*** RECORDS FOR THE EXERCISE
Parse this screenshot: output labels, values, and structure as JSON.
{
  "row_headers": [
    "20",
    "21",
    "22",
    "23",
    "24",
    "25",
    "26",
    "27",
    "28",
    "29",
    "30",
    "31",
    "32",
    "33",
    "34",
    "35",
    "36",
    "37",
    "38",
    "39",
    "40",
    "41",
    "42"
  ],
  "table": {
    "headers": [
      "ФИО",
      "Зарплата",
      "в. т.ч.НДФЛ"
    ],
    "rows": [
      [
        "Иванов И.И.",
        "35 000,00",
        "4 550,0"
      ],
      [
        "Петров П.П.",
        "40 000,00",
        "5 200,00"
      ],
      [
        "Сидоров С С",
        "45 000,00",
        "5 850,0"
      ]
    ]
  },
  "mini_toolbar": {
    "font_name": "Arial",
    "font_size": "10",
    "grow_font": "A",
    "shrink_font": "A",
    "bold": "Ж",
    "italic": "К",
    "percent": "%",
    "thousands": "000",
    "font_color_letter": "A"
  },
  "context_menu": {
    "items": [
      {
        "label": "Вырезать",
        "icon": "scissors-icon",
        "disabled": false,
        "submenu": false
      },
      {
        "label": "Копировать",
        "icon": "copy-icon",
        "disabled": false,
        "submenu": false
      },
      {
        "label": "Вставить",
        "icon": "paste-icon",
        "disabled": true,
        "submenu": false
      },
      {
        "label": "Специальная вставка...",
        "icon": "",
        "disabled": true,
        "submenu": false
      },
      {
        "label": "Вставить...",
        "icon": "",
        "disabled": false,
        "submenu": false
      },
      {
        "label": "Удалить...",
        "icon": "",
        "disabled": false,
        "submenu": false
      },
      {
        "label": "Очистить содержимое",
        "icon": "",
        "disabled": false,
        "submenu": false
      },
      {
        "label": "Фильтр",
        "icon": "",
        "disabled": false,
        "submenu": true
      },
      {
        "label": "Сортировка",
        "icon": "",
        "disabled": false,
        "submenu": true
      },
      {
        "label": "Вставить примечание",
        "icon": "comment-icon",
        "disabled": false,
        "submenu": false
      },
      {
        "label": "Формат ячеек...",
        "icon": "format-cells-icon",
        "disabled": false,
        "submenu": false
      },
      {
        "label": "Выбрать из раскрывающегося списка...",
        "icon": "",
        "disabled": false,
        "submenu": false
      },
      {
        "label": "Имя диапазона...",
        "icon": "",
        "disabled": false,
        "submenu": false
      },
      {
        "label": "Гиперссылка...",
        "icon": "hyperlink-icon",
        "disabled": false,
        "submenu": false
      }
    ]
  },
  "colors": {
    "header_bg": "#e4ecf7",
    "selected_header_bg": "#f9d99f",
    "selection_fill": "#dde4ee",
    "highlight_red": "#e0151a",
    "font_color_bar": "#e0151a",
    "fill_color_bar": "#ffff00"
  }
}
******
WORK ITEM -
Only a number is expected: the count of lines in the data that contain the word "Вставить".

SOLUTION FOR THIS PROBLEM -
3